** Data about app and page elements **
=== Section Start ===

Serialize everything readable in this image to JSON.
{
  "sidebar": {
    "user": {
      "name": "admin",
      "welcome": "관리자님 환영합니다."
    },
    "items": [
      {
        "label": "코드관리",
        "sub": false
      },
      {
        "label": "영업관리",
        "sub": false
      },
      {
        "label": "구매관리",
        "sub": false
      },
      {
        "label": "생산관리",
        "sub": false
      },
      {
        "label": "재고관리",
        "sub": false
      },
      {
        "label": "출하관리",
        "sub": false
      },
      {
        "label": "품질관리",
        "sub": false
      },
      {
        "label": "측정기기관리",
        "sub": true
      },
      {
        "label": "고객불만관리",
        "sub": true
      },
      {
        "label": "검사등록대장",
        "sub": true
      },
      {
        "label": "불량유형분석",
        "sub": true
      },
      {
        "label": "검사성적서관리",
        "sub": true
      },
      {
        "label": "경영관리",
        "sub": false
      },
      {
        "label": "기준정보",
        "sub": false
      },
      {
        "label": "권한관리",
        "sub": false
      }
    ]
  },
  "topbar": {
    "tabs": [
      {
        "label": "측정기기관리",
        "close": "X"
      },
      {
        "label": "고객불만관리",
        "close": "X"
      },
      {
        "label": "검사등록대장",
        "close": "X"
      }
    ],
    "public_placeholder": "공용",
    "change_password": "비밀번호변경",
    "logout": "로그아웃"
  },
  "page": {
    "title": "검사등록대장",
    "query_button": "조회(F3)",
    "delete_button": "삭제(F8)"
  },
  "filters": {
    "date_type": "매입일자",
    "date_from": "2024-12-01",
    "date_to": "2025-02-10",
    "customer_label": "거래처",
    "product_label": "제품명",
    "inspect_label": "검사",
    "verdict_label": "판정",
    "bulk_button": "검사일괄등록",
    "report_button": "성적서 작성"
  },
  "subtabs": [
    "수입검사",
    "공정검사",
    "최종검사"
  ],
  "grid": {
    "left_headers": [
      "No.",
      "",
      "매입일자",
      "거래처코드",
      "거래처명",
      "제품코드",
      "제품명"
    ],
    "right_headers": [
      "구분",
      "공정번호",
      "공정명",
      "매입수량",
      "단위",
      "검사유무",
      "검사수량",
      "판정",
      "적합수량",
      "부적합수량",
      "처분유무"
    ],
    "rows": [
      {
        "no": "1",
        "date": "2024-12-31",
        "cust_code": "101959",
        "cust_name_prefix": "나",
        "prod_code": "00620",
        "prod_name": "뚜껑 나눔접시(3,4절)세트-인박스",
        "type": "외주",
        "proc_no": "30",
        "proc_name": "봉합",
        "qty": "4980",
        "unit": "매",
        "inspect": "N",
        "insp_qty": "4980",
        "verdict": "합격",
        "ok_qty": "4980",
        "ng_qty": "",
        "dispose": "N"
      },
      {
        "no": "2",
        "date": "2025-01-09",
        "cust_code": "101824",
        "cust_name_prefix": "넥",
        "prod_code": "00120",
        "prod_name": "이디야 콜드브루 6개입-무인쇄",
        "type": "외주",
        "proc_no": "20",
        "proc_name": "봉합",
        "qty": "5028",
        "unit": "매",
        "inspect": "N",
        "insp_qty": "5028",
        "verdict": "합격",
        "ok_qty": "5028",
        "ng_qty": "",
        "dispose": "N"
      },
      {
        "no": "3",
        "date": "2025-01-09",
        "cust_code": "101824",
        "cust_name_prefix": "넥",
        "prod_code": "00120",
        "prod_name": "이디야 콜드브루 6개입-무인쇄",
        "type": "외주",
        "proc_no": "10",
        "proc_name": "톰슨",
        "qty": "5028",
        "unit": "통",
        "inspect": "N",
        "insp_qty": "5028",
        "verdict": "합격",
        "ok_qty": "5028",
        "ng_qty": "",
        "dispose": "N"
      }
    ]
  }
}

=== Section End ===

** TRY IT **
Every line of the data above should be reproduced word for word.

** REPLY TO THE TASK **
Serialize everything readable in this image to JSON.
{
  "sidebar": {
    "user": {
      "name": "admin",
      "welcome": "관리자님 환영합니다."
    },
    "items": [
      {
        "label": "코드관리",
        "sub": false
      },
      {
        "label": "영업관리",
        "sub": false
      },
      {
        "label": "구매관리",
        "sub": false
      },
      {
        "label": "생산관리",
        "sub": false
      },
      {
        "label": "재고관리",
        "sub": false
      },
      {
        "label": "출하관리",
        "sub": false
      },
      {
        "label": "품질관리",
        "sub": false
      },
      {
        "label": "측정기기관리",
        "sub": true
      },
      {
        "label": "고객불만관리",
        "sub": true
      },
      {
        "label": "검사등록대장",
        "sub": true
      },
      {
        "label": "불량유형분석",
        "sub": true
      },
      {
        "label": "검사성적서관리",
        "sub": true
      },
      {
        "label": "경영관리",
        "sub": false
      },
      {
        "label": "기준정보",
        "sub": false
      },
      {
        "label": "권한관리",
        "sub": false
      }
    ]
  },
  "topbar": {
    "tabs": [
      {
        "label": "측정기기관리",
        "close": "X"
      },
      {
        "label": "고객불만관리",
        "close": "X"
      },
      {
        "label": "검사등록대장",
        "close": "X"
      }
    ],
    "public_placeholder": "공용",
    "change_password": "비밀번호변경",
    "logout": "로그아웃"
  },
  "page": {
    "title": "검사등록대장",
    "query_button": "조회(F3)",
    "delete_button": "삭제(F8)"
  },
  "filters": {
    "date_type": "매입일자",
    "date_from": "2024-12-01",
    "date_to": "2025-02-10",
    "customer_label": "거래처",
    "product_label": "제품명",
    "inspect_label": "검사",
    "verdict_label": "판정",
    "bulk_button": "검사일괄등록",
    "report_button": "성적서 작성"
  },
  "subtabs": [
    "수입검사",
    "공정검사",
    "최종검사"
  ],
  "grid": {
    "left_headers": [
      "No.",
      "",
      "매입일자",
      "거래처코드",
      "거래처명",
      "제품코드",
      "제품명"
    ],
    "right_headers": [
      "구분",
      "공정번호",
      "공정명",
      "매입수량",
      "단위",
      "검사유무",
      "검사수량",
      "판정",
      "적합수량",
      "부적합수량",
      "처분유무"
    ],
    "rows": [
      {
        "no": "1",
        "date": "2024-12-31",
        "cust_code": "101959",
        "cust_name_prefix": "나",
        "prod_code": "00620",
        "prod_name": "뚜껑 나눔접시(3,4절)세트-인박스",
        "type": "외주",
        "proc_no": "30",
        "proc_name": "봉합",
        "qty": "4980",
        "unit": "매",
        "inspect": "N",
        "insp_qty": "4980",
        "verdict": "합격",
        "ok_qty": "4980",
        "ng_qty": "",
        "dispose": "N"
      },
      {
        "no": "2",
        "date": "2025-01-09",
        "cust_code": "101824",
        "cust_name_prefix": "넥",
        "prod_code": "00120",
        "prod_name": "이디야 콜드브루 6개입-무인쇄",
        "type": "외주",
        "proc_no": "20",
        "proc_name": "봉합",
        "qty": "5028",
        "unit": "매",
        "inspect": "N",
        "insp_qty": "5028",
        "verdict": "합격",
        "ok_qty": "5028",
        "ng_qty": "",
        "dispose": "N"
      },
      {
        "no": "3",
        "date": "2025-01-09",
        "cust_code": "101824",
        "cust_name_prefix": "넥",
        "prod_code": "00120",
        "prod_name": "이디야 콜드브루 6개입-무인쇄",
        "type": "외주",
        "proc_no": "10",
        "proc_name": "톰슨",
        "qty": "5028",
        "unit": "통",
        "inspect": "N",
        "insp_qty": "5028",
        "verdict": "합격",
        "ok_qty": "5028",
        "ng_qty": "",
        "dispose": "N"
      }
    ]
  }
}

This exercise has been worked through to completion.